- EXERCISE OBJECTIVE -
The answer must consist of every line below that holds the word "Google".

- DATA FOR PROCESSING -

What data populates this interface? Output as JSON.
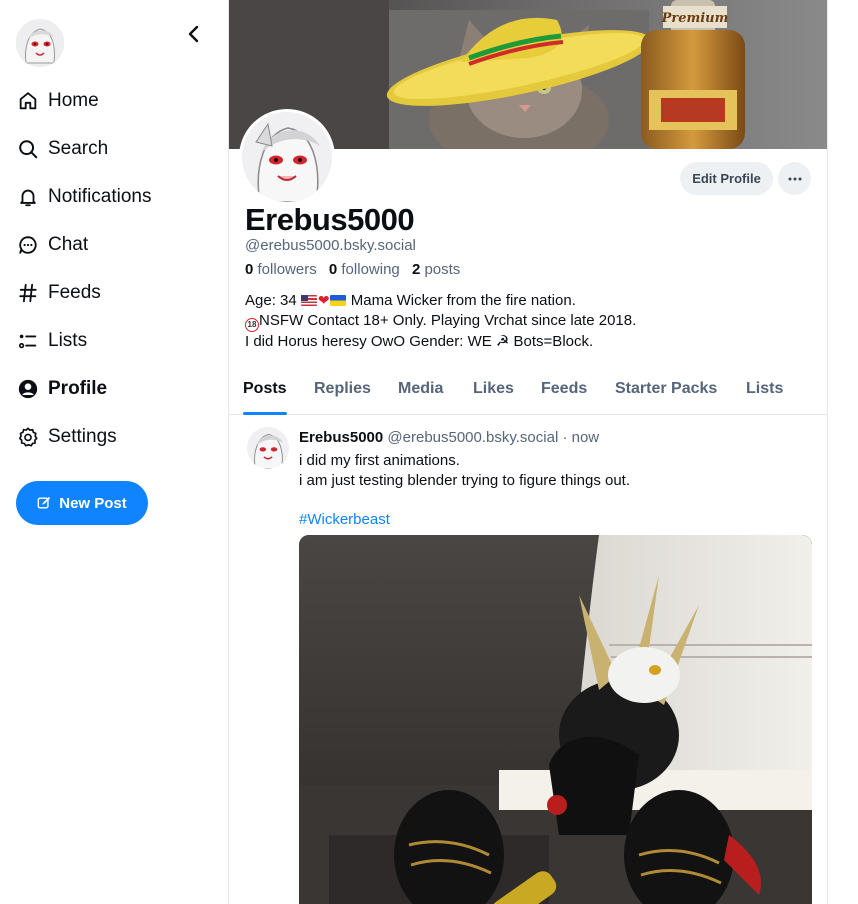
{
  "sidebar": {
    "nav": [
      {
        "label": "Home",
        "icon": "home-icon"
      },
      {
        "label": "Search",
        "icon": "search-icon"
      },
      {
        "label": "Notifications",
        "icon": "bell-icon"
      },
      {
        "label": "Chat",
        "icon": "chat-icon"
      },
      {
        "label": "Feeds",
        "icon": "hash-icon"
      },
      {
        "label": "Lists",
        "icon": "list-icon"
      },
      {
        "label": "Profile",
        "icon": "profile-icon",
        "active": true
      },
      {
        "label": "Settings",
        "icon": "gear-icon"
      }
    ],
    "new_post_label": "New Post"
  },
  "profile": {
    "edit_label": "Edit Profile",
    "display_name": "Erebus5000",
    "handle": "@erebus5000.bsky.social",
    "followers_count": "0",
    "followers_label": "followers",
    "following_count": "0",
    "following_label": "following",
    "posts_count": "2",
    "posts_label": "posts",
    "bio": {
      "line1_before": "Age: 34",
      "line1_after": "Mama Wicker from the fire nation.",
      "line2": "NSFW Contact 18+ Only. Playing Vrchat since late 2018.",
      "line3": "I did Horus heresy OwO Gender: WE ☭ Bots=Block.",
      "badge": "18"
    }
  },
  "tabs": [
    "Posts",
    "Replies",
    "Media",
    "Likes",
    "Feeds",
    "Starter Packs",
    "Lists"
  ],
  "active_tab": "Posts",
  "post": {
    "author": "Erebus5000",
    "handle": "@erebus5000.bsky.social",
    "time": "· now",
    "line1": "i did my first animations.",
    "line2": "i am just testing blender trying to figure things out.",
    "hashtag": "#Wickerbeast"
  },
  "banner": {
    "bottle_label": "Premium"
  },
  "colors": {
    "accent": "#1083fe",
    "muted": "#56657a",
    "border": "#e4e7ec"
  }
}
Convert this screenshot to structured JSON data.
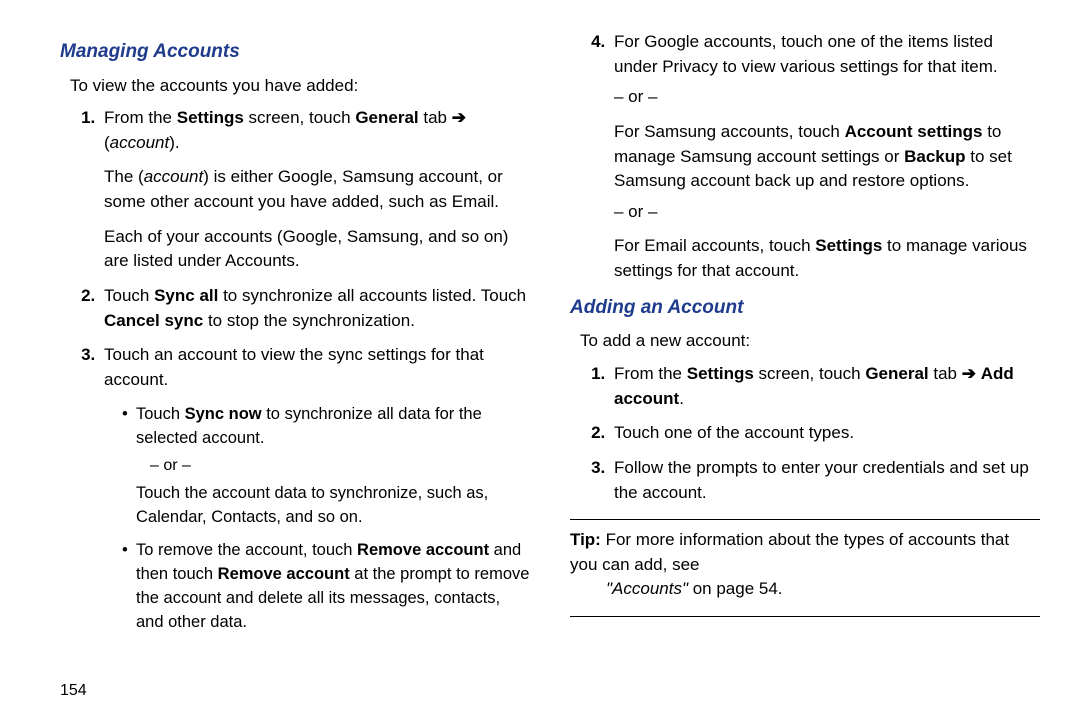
{
  "page_number": "154",
  "left": {
    "heading": "Managing Accounts",
    "intro": "To view the accounts you have added:",
    "step1_a": "From the ",
    "step1_b": "Settings",
    "step1_c": " screen, touch ",
    "step1_d": "General",
    "step1_e": " tab ",
    "step1_arrow": "➔",
    "step1_f": "(",
    "step1_g": "account",
    "step1_h": ").",
    "step1_exp_a": "The (",
    "step1_exp_b": "account",
    "step1_exp_c": ") is either Google, Samsung account, or some other account you have added, such as Email.",
    "step1_exp2": "Each of your accounts (Google, Samsung, and so on) are listed under Accounts.",
    "step2_a": "Touch ",
    "step2_b": "Sync all",
    "step2_c": " to synchronize all accounts listed. Touch ",
    "step2_d": "Cancel sync",
    "step2_e": " to stop the synchronization.",
    "step3": "Touch an account to view the sync settings for that account.",
    "b1_a": "Touch ",
    "b1_b": "Sync now",
    "b1_c": " to synchronize all data for the selected account.",
    "b_or": "– or –",
    "b_after": "Touch the account data to synchronize, such as, Calendar, Contacts, and so on.",
    "b2_a": "To remove the account, touch ",
    "b2_b": "Remove account",
    "b2_c": " and then touch ",
    "b2_d": "Remove account",
    "b2_e": " at the prompt to remove the account and delete all its messages, contacts, and other data."
  },
  "right": {
    "step4": "For Google accounts, touch one of the items listed under Privacy to view various settings for that item.",
    "or1": "– or –",
    "sams_a": "For Samsung accounts, touch ",
    "sams_b": "Account settings",
    "sams_c": " to manage Samsung account settings or ",
    "sams_d": "Backup",
    "sams_e": " to set Samsung account back up and restore options.",
    "or2": "– or –",
    "email_a": "For Email accounts, touch ",
    "email_b": "Settings",
    "email_c": " to manage various settings for that account.",
    "heading2": "Adding an Account",
    "intro2": "To add a new account:",
    "a1_a": "From the ",
    "a1_b": "Settings",
    "a1_c": " screen, touch ",
    "a1_d": "General",
    "a1_e": " tab ",
    "a1_arrow": "➔",
    "a1_f": "Add account",
    "a1_g": ".",
    "a2": "Touch one of the account types.",
    "a3": "Follow the prompts to enter your credentials and set up the account.",
    "tip_a": "Tip:",
    "tip_b": " For more information about the types of accounts that you can add, see ",
    "tip_c": "\"Accounts\"",
    "tip_d": " on page 54."
  }
}
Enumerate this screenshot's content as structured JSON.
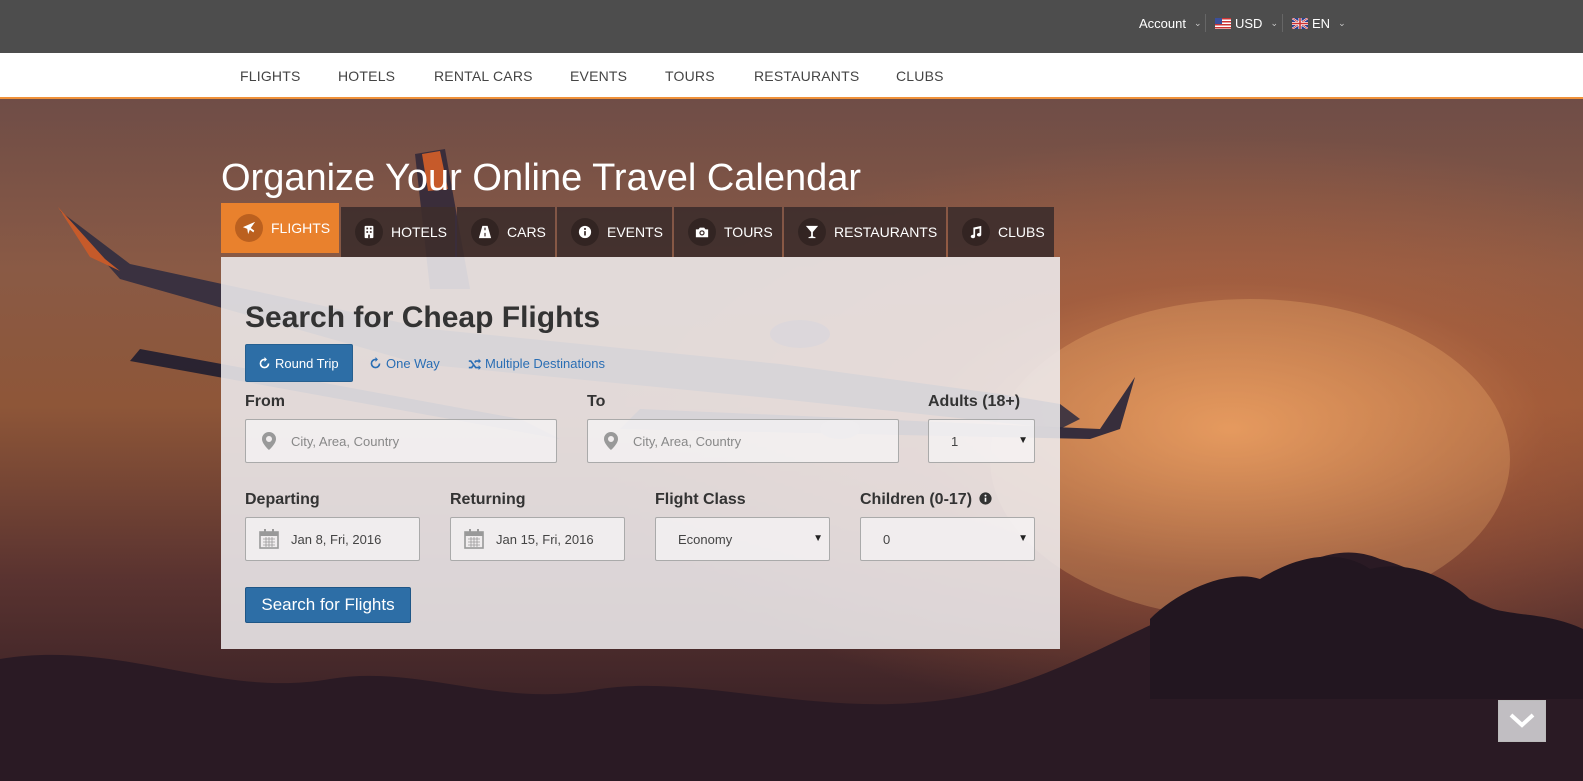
{
  "topbar": {
    "account_label": "Account",
    "currency_label": "USD",
    "language_label": "EN"
  },
  "mainnav": {
    "items": [
      {
        "label": "FLIGHTS"
      },
      {
        "label": "HOTELS"
      },
      {
        "label": "RENTAL CARS"
      },
      {
        "label": "EVENTS"
      },
      {
        "label": "TOURS"
      },
      {
        "label": "RESTAURANTS"
      },
      {
        "label": "CLUBS"
      }
    ]
  },
  "hero": {
    "title": "Organize Your Online Travel Calendar"
  },
  "tabs": [
    {
      "label": "FLIGHTS",
      "icon": "plane-icon",
      "active": true
    },
    {
      "label": "HOTELS",
      "icon": "building-icon",
      "active": false
    },
    {
      "label": "CARS",
      "icon": "road-icon",
      "active": false
    },
    {
      "label": "EVENTS",
      "icon": "info-icon",
      "active": false
    },
    {
      "label": "TOURS",
      "icon": "camera-icon",
      "active": false
    },
    {
      "label": "RESTAURANTS",
      "icon": "glass-icon",
      "active": false
    },
    {
      "label": "CLUBS",
      "icon": "music-icon",
      "active": false
    }
  ],
  "search": {
    "title": "Search for Cheap Flights",
    "trip_types": {
      "round_trip": "Round Trip",
      "one_way": "One Way",
      "multiple": "Multiple Destinations"
    },
    "from_label": "From",
    "from_placeholder": "City, Area, Country",
    "to_label": "To",
    "to_placeholder": "City, Area, Country",
    "adults_label": "Adults (18+)",
    "adults_value": "1",
    "departing_label": "Departing",
    "departing_value": "Jan 8, Fri, 2016",
    "returning_label": "Returning",
    "returning_value": "Jan 15, Fri, 2016",
    "class_label": "Flight Class",
    "class_value": "Economy",
    "children_label": "Children (0-17)",
    "children_value": "0",
    "submit_label": "Search for Flights"
  },
  "colors": {
    "accent": "#e9812d",
    "primary": "#2d6ea6",
    "topbar": "#4d4d4d"
  }
}
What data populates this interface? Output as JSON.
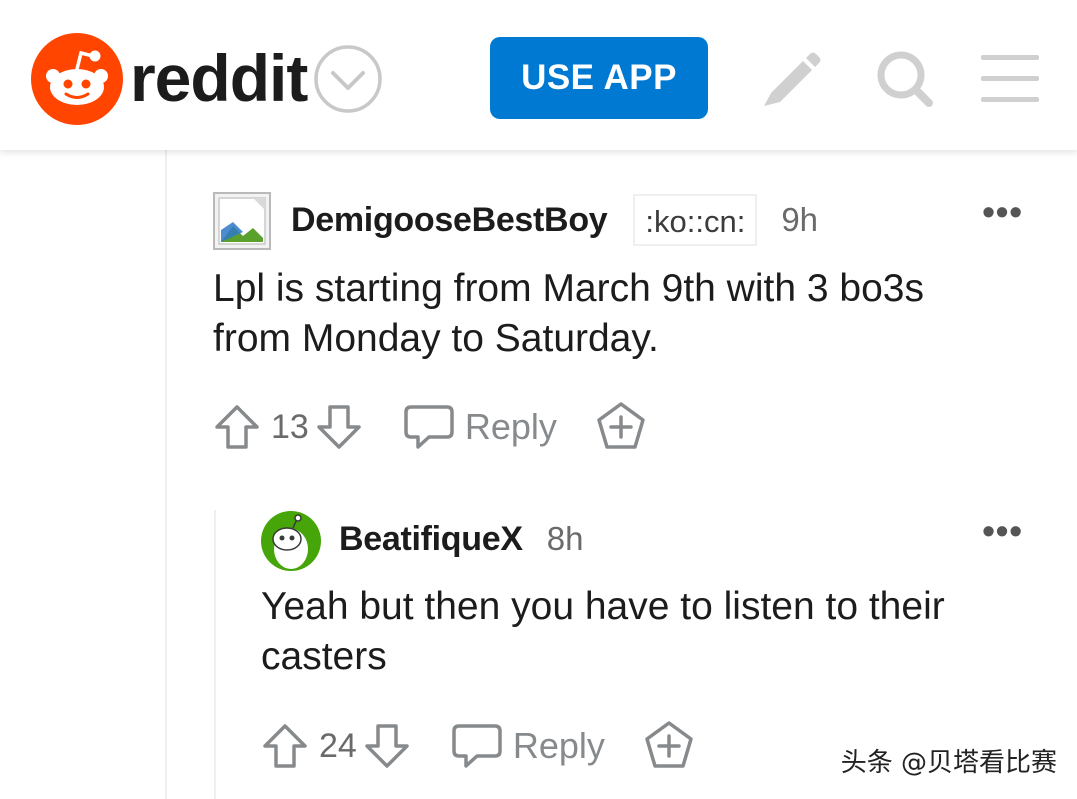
{
  "header": {
    "logo_text": "reddit",
    "use_app_label": "USE APP",
    "brand_color": "#ff4500",
    "button_color": "#0079d3",
    "icons": [
      "reddit-logo-icon",
      "chevron-down-icon",
      "pencil-icon",
      "search-icon",
      "menu-icon"
    ]
  },
  "comments": [
    {
      "username": "DemigooseBestBoy",
      "flair": ":ko::cn:",
      "time": "9h",
      "body_lines": [
        "Lpl is starting from March 9th with 3 bo3s",
        "from Monday to Saturday."
      ],
      "score": "13",
      "reply_label": "Reply",
      "more_label": "•••"
    },
    {
      "username": "BeatifiqueX",
      "time": "8h",
      "body_lines": [
        "Yeah but then you have to listen to their",
        "casters"
      ],
      "score": "24",
      "reply_label": "Reply",
      "more_label": "•••",
      "avatar_color": "#46a508"
    }
  ],
  "watermark": "头条 @贝塔看比赛"
}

- EXERCISE ANSWER -
    "step1_exp_c": ") is either Google, Samsung account, or some other account you have added, such as Email.",
    "step1_exp2": "Each of your accounts (Google, Samsung, and so on) are listed under Accounts.",
    "step4": "For Google accounts, touch one of the items listed under Privacy to view various settings for that item.",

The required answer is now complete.